Illustration and Dissection
Erin Emily Ann Vance
Greta felt most at ease in the cadaver lab. She often felt uncomfortable in front of living patients, asking them to reposition their agonized limbs so she could better sketch them, or seeing the looks of horror on their loved ones’ faces when they caught a glimpse of the illustrated illnesses in Greta’s lap. Greta preferred to be in the lab, the bodies at her disposal like poseable artist’s mannequins. She could get as close to a diseased breast as she needed to illustrate it completely. She could stare at a cancerous kidney for hours, shading the tumours just right. She felt at ease with the medical students, knowing that she would never be in the position to treat or cure. Greta was only there to record and observe what had already taken place.
Greta never wanted to leave work. She had a fine home life. Her parents were doting and her younger siblings well looked-after; unlike most families, hers was a happy one. But Greta, though she loved her family, loved the way that painting leprosy was like painting mushrooms emerging from a man’s brow. She loved how a caved-in breast revealed ribs and muscle tissues like a geode broken open reveals a world of crystal.
Often, Greta would put a specimen jar in her bag, or tuck a body part wrapped in butcher paper under her arm and continue her work well into the night, reveling at the difference candlelight made in her perception, while her siblings snored softly on their shared mattress. If little Ingrid woke up crying, Greta would bring her little table with her pencils closer to the bed and rub the child’s back with one hand and sketch out a choleric kidney with the other.
Greta’s supervisors at the teaching hospital did not like that she took specimens home to work on. They also did not like that she stayed later than anyone else, enveloped in the damp scent of formaldehyde and dried blood. They thought it strange that they never saw Greta eat- all of the medical students were ravenous when working with the cadavers, the chemicals stimulating their appetites. When Greta was forbidden from taking home specimens and staying late, she wept briefly, and went to slaughter a chicken. She plucked its feathers and placed it under candlelight in the bedroom. She painted it, a study in flesh and blood. Greta was worried that she might lose her talents between shifts at the teaching hospital.
Greta’s father made her cook the chickens each morning before she went to work.

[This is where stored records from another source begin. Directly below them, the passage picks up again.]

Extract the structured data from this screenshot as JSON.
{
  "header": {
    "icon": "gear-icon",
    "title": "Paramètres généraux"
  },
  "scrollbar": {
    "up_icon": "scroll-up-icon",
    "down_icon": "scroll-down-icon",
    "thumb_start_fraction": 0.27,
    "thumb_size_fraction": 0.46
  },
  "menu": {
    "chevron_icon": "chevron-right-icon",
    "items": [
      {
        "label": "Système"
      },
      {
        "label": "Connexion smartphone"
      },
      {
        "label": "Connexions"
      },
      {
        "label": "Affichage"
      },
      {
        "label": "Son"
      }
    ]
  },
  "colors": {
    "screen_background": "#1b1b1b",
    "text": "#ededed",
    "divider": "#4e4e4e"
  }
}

Greta chewed on bits of raw fat as she boiled the bones for stock and dished out the meat for her family. When she was drawing, she could do nothing else. She no longer half-listened to the lectures. She no longer lingered over the last facial expressions of the patients. She no longer took a short walk at lunch. She played with the bits of fat stuck in her teeth, prodding them with her tongue as she shaded bone spurs and bullet holes. Greta took to hiding in the chemicals cabinet after nine at night, watching through a small hole as everyone left. She kept spare stockings and hairnets in her bag and went home very rarely. Sometimes she got hungry, but she shoved the feeling down inside of her and sketched until her fingers went numb. Then, she would curl up under a metal table, huddled under a fresh body, and sleep for an hour or two before the medical students arrived.
Greta did not miss her family, but she missed the taste of raw fat in her teeth. When she was taken into the hospital and the nurse asked why she did it, she simply said, “The smell made me so hungry, how could I not have?”